A large amount of the gain in critical-thinking skills stems from an increase in the number of observations that students made in their essays. Students who went on a tour became more observant, noticing and describing more details in an image. Being observant and paying attention to detail is an important and highly useful skill that students learn when they study and discuss works of art. Additional research is required to determine if the gains in critical thinking when analyzing a work of art would transfer into improved critical thinking about other, non-art-related subjects.

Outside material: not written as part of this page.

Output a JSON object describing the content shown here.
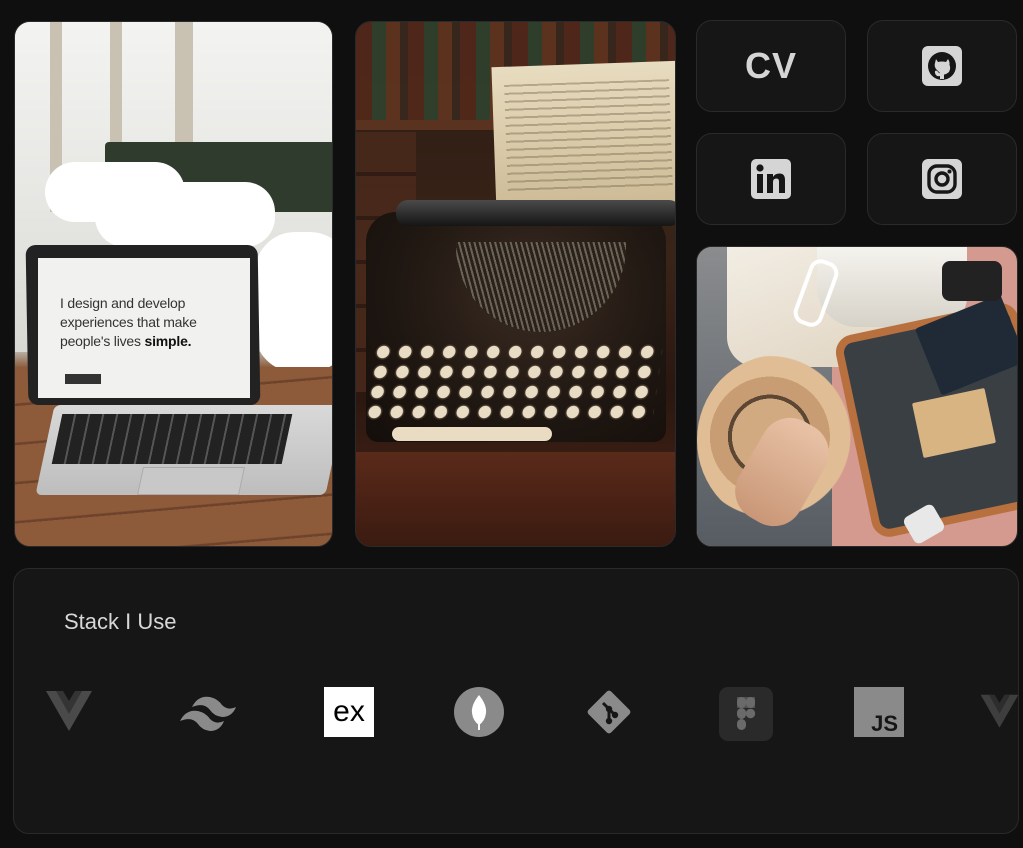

Generally, keep in mind that the points about your life that you highlight should be somehow relevant to both your own interest in the field of study, as well as to the concerns of the admissions committee. In judging what information to include or exclude from your essay, try to balance academic, work-related, and personal information in a manner appropriate to your situation, goals, and the application requirements.
Some applications may ask you to give a personal history, telling about experiences that you have undergone which have led you to decide to pursue graduate education in a certain field of study. (If personal information of this sort is not required, then you are under no obligation to provide it.)
Once you have developed a sense of the faculty's interests and the department's special features, you can make it clear in your application exactly why you want to attend that particular school. What is it about the department's curriculum structure or general approach to the field that makes you interested in being a student there? Don't waste your valuable essay space, or your reader's valuable time, telling the reader how wonderful or prestigious their institution is; people on the admissions committee already know this. They want to know about you.
Toynbee saw his own views as being more scientific and empirical than Spengler's, he described himself as a "metahistorian" whose "intelligible field of study" was civilization.
School field trips to cultural institutions have notable benefits. Students randomly assigned to receive a school tour of an art museum experience improvements in their knowledge of and ability to think critically about art, display stronger historical empathy, develop higher tolerance, and are more likely to visit such cultural institutions as art museums in the future. If schools cut field trips or switch to “reward” trips that visit less-enriching destinations, then these important educational opportunities are lost. It is particularly important that schools serving disadvantaged students provide culturally enriching field trip experiences.